I have a short attention span. Twenty years ago, this would be shrugged off as a neutral character trait much like hair color, left-handedness, or whose side you initially took in the OJ Simpson case. Today, psychologists, parents, educators, and guidance counselors have taken their own steps in self-importance and given my neutral trait a name: Attention Deficit Disorder. "Disorder." No Longer am I merely a member of the dominant, drawn with a set of characteristics making me an individual, but still a hard-working, card-carrying member of normalcy; but I am a leper, part of a tribe that requires immediate medical attention. Perhaps born from the all-to-familiar womb of capitalism such as Valentine's Day or first-class airplane seats, or perhaps a product of genuine concern, "ADD," the label, not the affliction sets me apart from my peers. I look up to them; I admire their ability to sit through hour-long television programs and carry on conversations that last longer than two or three short and gratuitous outbursts, and take comfort in the fact that despite my differences, they have taken steps, not to accept me for my focusless self, but to treat me, to make me normal again. Should I care that the medicine for my newly deemed "disorder" is merely synthetic cocaine—cheaper of course, and without the messy pipeline of twenty-dollar bills making their way to Columbia? Should I care that their compassion is merely thinly disguised bigotry against people who twenty years ago wouldn't even be known as "different?" Perhaps, but I don't. I don't take their "medicine." I refuse to acknowledge my "illness." I have never even used the letters ADD without placing a real number on the left side of the A and the right side of the second D to calculate a sum. I have had no problems dealing with an affliction that I refuse to even admit exists. And I'm doing well.
But you won't let up. Every time I think I've won; every time I've moved on to shorter television shows and livelier conversation you retire to your offices, your lairs, your board rooms and plot schemes to drive this thing home. First you used the schools. Then you entered our homes and got to our parents. Then you took control of the world of medicine. All of these plots were thwarted by my own self-reliance. Now you have moved to a new medium: Hollywood.
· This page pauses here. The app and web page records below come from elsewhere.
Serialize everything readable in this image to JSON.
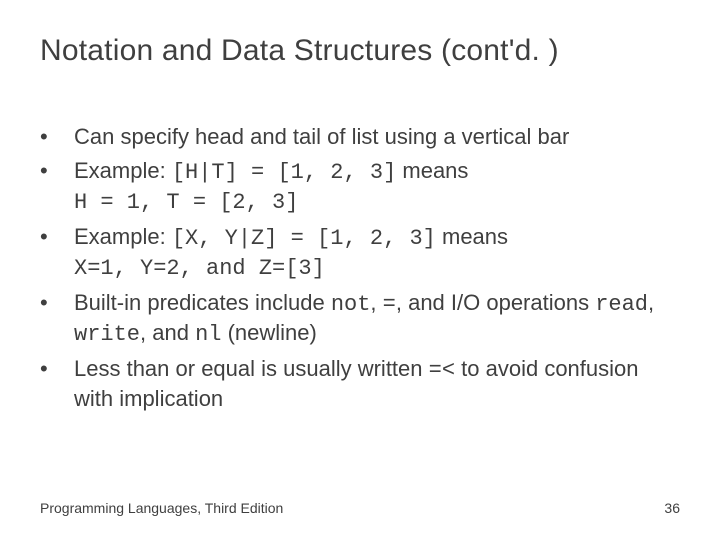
{
  "title": "Notation and Data Structures (cont'd. )",
  "bullets": [
    {
      "type": "plain",
      "text": "Can specify head and tail of list using a vertical bar"
    },
    {
      "type": "ex1",
      "pre": "Example: ",
      "code1": "[H|T] = [1, 2, 3]",
      "mid": " means ",
      "code2": "H = 1, T = [2, 3]"
    },
    {
      "type": "ex2",
      "pre": "Example: ",
      "code1": "[X, Y|Z] = [1, 2, 3]",
      "mid": " means ",
      "code2": "X=1, Y=2, and Z=[3]"
    },
    {
      "type": "builtin",
      "a": "Built-in predicates include ",
      "c1": "not",
      "b": ", ",
      "c2": "=",
      "c": ", and I/O operations ",
      "c3": "read",
      "d": ", ",
      "c4": "write",
      "e": ", and ",
      "c5": "nl",
      "f": " (newline)"
    },
    {
      "type": "leq",
      "a": "Less than or equal is usually written ",
      "c1": "=<",
      "b": " to avoid confusion with implication"
    }
  ],
  "footer": {
    "left": "Programming Languages, Third Edition",
    "right": "36"
  }
}
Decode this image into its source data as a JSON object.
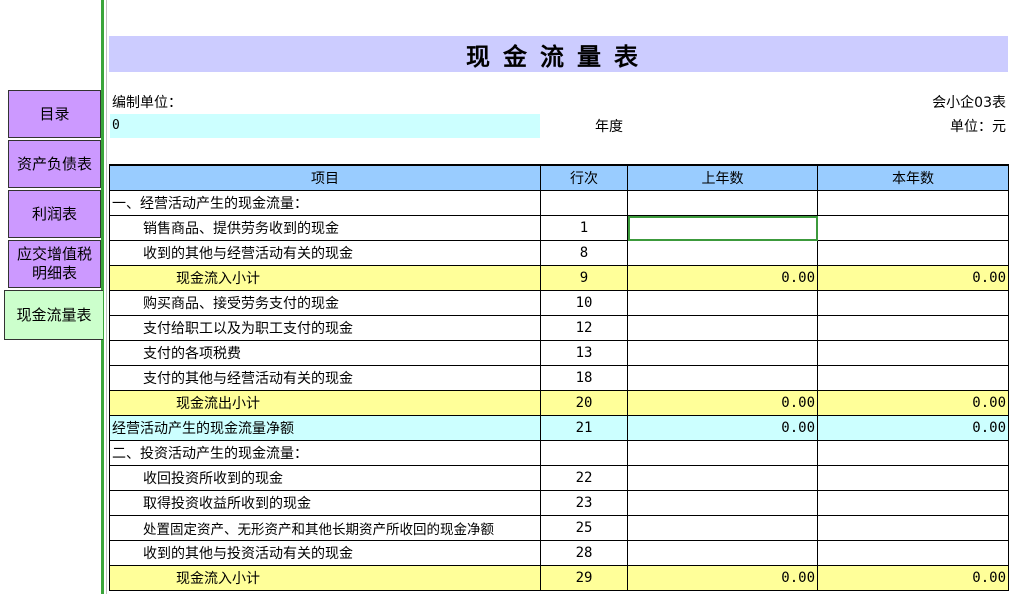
{
  "tabs": [
    {
      "label": "目录",
      "active": false
    },
    {
      "label": "资产负债表",
      "active": false
    },
    {
      "label": "利润表",
      "active": false
    },
    {
      "label": "应交增值税明细表",
      "active": false
    },
    {
      "label": "现金流量表",
      "active": true
    }
  ],
  "report": {
    "title": "现金流量表",
    "unit_label": "编制单位：",
    "unit_value": "0",
    "year_label": "年度",
    "form_code": "会小企03表",
    "currency_label": "单位：元",
    "headers": {
      "item": "项目",
      "line": "行次",
      "prev": "上年数",
      "curr": "本年数"
    },
    "rows": [
      {
        "item": "一、经营活动产生的现金流量：",
        "line": "",
        "prev": "",
        "curr": ""
      },
      {
        "item": "销售商品、提供劳务收到的现金",
        "line": "1",
        "prev": "",
        "curr": ""
      },
      {
        "item": "收到的其他与经营活动有关的现金",
        "line": "8",
        "prev": "",
        "curr": ""
      },
      {
        "item": "现金流入小计",
        "line": "9",
        "prev": "0.00",
        "curr": "0.00"
      },
      {
        "item": "购买商品、接受劳务支付的现金",
        "line": "10",
        "prev": "",
        "curr": ""
      },
      {
        "item": "支付给职工以及为职工支付的现金",
        "line": "12",
        "prev": "",
        "curr": ""
      },
      {
        "item": "支付的各项税费",
        "line": "13",
        "prev": "",
        "curr": ""
      },
      {
        "item": "支付的其他与经营活动有关的现金",
        "line": "18",
        "prev": "",
        "curr": ""
      },
      {
        "item": "现金流出小计",
        "line": "20",
        "prev": "0.00",
        "curr": "0.00"
      },
      {
        "item": "经营活动产生的现金流量净额",
        "line": "21",
        "prev": "0.00",
        "curr": "0.00"
      },
      {
        "item": "二、投资活动产生的现金流量：",
        "line": "",
        "prev": "",
        "curr": ""
      },
      {
        "item": "收回投资所收到的现金",
        "line": "22",
        "prev": "",
        "curr": ""
      },
      {
        "item": "取得投资收益所收到的现金",
        "line": "23",
        "prev": "",
        "curr": ""
      },
      {
        "item": "处置固定资产、无形资产和其他长期资产所收回的现金净额",
        "line": "25",
        "prev": "",
        "curr": ""
      },
      {
        "item": "收到的其他与投资活动有关的现金",
        "line": "28",
        "prev": "",
        "curr": ""
      },
      {
        "item": "现金流入小计",
        "line": "29",
        "prev": "0.00",
        "curr": "0.00"
      }
    ]
  },
  "colors": {
    "tab_bg": "#cc99ff",
    "active_tab_bg": "#ccffcc",
    "title_bg": "#ccccff",
    "header_bg": "#99ccff",
    "subtotal_bg": "#ffff99",
    "net_bg": "#ccffff",
    "selection": "#3c9a3c"
  }
}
Ninety minutes. That's how long a movie should be. Thirty minutes for exposition, sixty for plot, thirty more for a gunfight, a chase scene, and an epilogue. If you need two hours, you better have a REALLY good reason. It took Marty McFly 116 minutes to travel back to 1955, and change history before he planned a hair-brained scheme to harness electricity from the sky, and make it back home—not to mention play Johnny B Goode in it's entirety at the Enchantment Under the Sea dance. It took Rocky ninety minutes to watch his friend die, move to Russia, train for six weeks in the Siberian Wilderness, drive to Moscow, and defeat Ivan Drago changing the course of the Cold War forever. Unless your Coppola, Scorcese, or Tarantino, you should be able to do everything in under 120 minutes. And they can.
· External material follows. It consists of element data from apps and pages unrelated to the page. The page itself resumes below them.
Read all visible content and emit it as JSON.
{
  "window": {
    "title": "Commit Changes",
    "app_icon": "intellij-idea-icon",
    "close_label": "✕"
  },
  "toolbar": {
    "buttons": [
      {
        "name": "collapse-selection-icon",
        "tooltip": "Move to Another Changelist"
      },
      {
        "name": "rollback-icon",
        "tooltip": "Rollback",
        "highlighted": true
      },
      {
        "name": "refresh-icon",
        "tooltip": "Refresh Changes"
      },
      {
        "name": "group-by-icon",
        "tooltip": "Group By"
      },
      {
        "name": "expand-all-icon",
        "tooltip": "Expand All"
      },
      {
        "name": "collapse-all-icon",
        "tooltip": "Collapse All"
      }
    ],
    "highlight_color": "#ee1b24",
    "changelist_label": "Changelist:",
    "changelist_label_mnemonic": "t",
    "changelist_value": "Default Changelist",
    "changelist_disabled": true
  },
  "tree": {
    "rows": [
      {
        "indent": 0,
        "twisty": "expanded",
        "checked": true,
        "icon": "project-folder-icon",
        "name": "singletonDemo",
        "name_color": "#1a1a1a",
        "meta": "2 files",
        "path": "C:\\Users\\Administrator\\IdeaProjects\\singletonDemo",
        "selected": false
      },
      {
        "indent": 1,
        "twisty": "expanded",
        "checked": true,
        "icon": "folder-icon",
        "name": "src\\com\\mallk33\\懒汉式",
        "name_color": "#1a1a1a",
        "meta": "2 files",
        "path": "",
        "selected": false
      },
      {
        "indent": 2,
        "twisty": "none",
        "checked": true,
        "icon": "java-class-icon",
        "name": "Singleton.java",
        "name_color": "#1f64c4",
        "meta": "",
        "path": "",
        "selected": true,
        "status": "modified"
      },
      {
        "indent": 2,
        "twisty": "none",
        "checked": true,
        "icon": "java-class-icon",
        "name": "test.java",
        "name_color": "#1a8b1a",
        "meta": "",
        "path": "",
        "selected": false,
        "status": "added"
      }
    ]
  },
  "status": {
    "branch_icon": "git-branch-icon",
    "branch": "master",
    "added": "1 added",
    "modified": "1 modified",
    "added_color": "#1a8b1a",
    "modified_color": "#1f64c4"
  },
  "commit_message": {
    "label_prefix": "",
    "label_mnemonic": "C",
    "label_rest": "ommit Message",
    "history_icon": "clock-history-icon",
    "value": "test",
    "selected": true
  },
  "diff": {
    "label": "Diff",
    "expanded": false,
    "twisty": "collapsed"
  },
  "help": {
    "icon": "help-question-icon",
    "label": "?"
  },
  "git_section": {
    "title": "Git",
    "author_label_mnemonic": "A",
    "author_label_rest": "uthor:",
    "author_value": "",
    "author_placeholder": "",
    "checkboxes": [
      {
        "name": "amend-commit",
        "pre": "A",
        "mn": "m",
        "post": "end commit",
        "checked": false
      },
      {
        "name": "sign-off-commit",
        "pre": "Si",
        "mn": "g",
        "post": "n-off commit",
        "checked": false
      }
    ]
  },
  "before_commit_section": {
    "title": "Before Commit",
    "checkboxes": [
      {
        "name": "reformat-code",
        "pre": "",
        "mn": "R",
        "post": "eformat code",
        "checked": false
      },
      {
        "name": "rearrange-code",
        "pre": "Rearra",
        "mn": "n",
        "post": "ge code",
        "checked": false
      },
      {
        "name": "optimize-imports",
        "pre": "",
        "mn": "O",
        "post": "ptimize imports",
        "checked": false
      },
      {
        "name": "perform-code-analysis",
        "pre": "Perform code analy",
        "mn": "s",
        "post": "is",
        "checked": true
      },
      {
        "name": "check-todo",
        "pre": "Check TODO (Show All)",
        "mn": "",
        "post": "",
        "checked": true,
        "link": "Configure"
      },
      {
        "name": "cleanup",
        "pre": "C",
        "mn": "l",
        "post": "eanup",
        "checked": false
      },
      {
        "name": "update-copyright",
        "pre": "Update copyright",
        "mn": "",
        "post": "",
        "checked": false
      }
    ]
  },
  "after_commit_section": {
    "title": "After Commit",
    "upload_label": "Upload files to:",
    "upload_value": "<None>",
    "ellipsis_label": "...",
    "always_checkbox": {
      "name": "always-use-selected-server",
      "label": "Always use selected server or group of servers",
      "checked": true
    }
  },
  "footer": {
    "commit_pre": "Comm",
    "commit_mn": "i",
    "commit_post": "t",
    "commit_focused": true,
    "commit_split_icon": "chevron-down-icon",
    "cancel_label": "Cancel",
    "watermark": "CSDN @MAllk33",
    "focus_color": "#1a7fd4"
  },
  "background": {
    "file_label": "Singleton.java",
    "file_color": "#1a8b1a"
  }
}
But somewhere along the way, the war against those of us with needs formerly thought to be normal, turned to movie reels as their Dresden. Pirates of the Caribbean: At Worlds End—168 minutes. Lord of the Rings: The Return of the King--200 minutes. These are movies with animatronics and fantasy characters. These aren't dialogue based, character driven opuses. They're fucking blockbusters. They're tent-poles! These are two of the highest grossing films of the decade. And if you asked me to sit through either of them, it would be an impossibility. No chance. I can't sit through an entire episode of Law & Order without getting up for a walk a few times. Now you want me to sit through 3.5 of them. Get lost with that.
Somehow Funny People, a black comedy that I actually really liked was cut to 146 minutes. The Dark Knight, a film I actually thought deserved a best picture nomination ran 152 minutes. Again, I liked these movies, but see no time in the near future when I will say to myself, "Ya know, I would love to sit on a couch and not move for the next two-and-a-half hours."
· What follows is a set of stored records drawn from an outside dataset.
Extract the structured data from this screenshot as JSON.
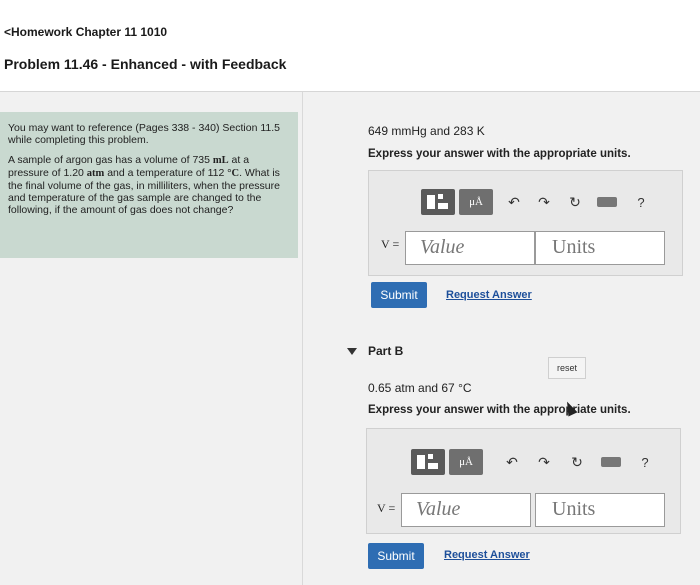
{
  "header": {
    "back_label": "<Homework Chapter 11 1010",
    "title": "Problem 11.46 - Enhanced - with Feedback"
  },
  "info": {
    "reference": "You may want to reference (Pages 338 - 340) Section 11.5 while completing this problem.",
    "question_parts": {
      "q1": "A sample of argon gas has a volume of 735 ",
      "unit_ml": "mL",
      "q2": " at a pressure of 1.20 ",
      "unit_atm": "atm",
      "q3": " and a temperature of 112 ",
      "unit_c": "°C",
      "q4": ". What is the final volume of the gas, in milliliters, when the pressure and temperature of the gas sample are changed to the following, if the amount of gas does not change?"
    }
  },
  "part_a": {
    "given": "649 mmHg and 283 K",
    "instruction": "Express your answer with the appropriate units.",
    "var_label": "V =",
    "value_placeholder": "Value",
    "units_placeholder": "Units",
    "submit": "Submit",
    "request": "Request Answer"
  },
  "part_b": {
    "title": "Part B",
    "reset": "reset",
    "given": "0.65 atm and 67 °C",
    "instruction": "Express your answer with the appropriate units.",
    "var_label": "V =",
    "value_placeholder": "Value",
    "units_placeholder": "Units",
    "submit": "Submit",
    "request": "Request Answer"
  },
  "toolbar": {
    "mu_label": "μÅ",
    "help": "?"
  },
  "colors": {
    "info_bg": "#c9d9d0",
    "submit_bg": "#2e6db3",
    "link": "#1d4f9a"
  }
}
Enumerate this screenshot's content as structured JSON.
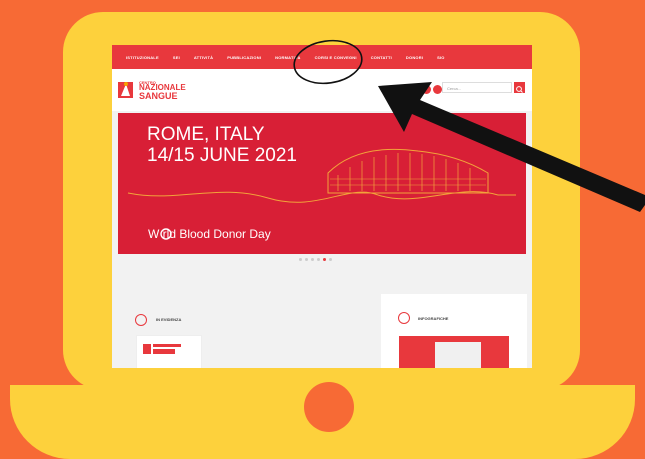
{
  "nav": {
    "items": [
      "ISTITUZIONALE",
      "SEI",
      "ATTIVITÀ",
      "PUBBLICAZIONI",
      "NORMATIVA",
      "CORSI E CONVEGNI",
      "CONTATTI",
      "DONORI",
      "SIO"
    ]
  },
  "header": {
    "logo_small": "CENTRO",
    "logo_line1": "NAZIONALE",
    "logo_line2": "SANGUE",
    "search_placeholder": "Cerca..."
  },
  "banner": {
    "city": "ROME, ITALY",
    "date": "14/15 JUNE 2021",
    "event": "W  rld Blood Donor Day"
  },
  "slider": {
    "total": 6,
    "active": 4
  },
  "panels": {
    "left_title": "IN EVIDENZA",
    "right_title": "INFOGRAFICHE"
  },
  "colors": {
    "background": "#f76a35",
    "laptop": "#fdd13c",
    "brand": "#e8383d",
    "banner": "#d81f36"
  }
}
My favorite movies over the past several years are Lost in Translation (102 minutes), Eternal Sunshine of the Spotless Mind (108 minutes), Revolutionary Road (119), Old School (91), and No Country for Old Men (122). You have Academy Award nominees (and a winner). You have timeless films, adored by millions. Only Inglorious Basterds (152) and the Departed (151) are particularly long films, and both of those are crowning achievements by two of the best American filmmakers or my generation.
I never felt weak because I had a short attention span. I never felt different, and I never felt ostracized . . . until now. Since Hollywood has joined with the other side, the Entente de Accomoder, I see no other option but to acknowledge my deficiency. I see no other option but merely to approach films like separate water fountains, only drinking from the one labeled "120 minutes or less," and walk away silently and complacently. I shall not raise my voice in anger, nor will I bemoan my condition. I am different. I know that as the two captains of normalcy pick teams, I will be standing wide-eyed amongst my attention-deficit peers, watching people I thought were my equals happily walking away from us and onto the court and into the theatres to see films that just weren't made for people like me. And in the interest of not offending my newly acknowledged teammates, I shall cut this essay to less than 1000 words. At 999 it will be readable and concise. Unlike Hollywood, I know my audience.
- ▼ 2009 (27)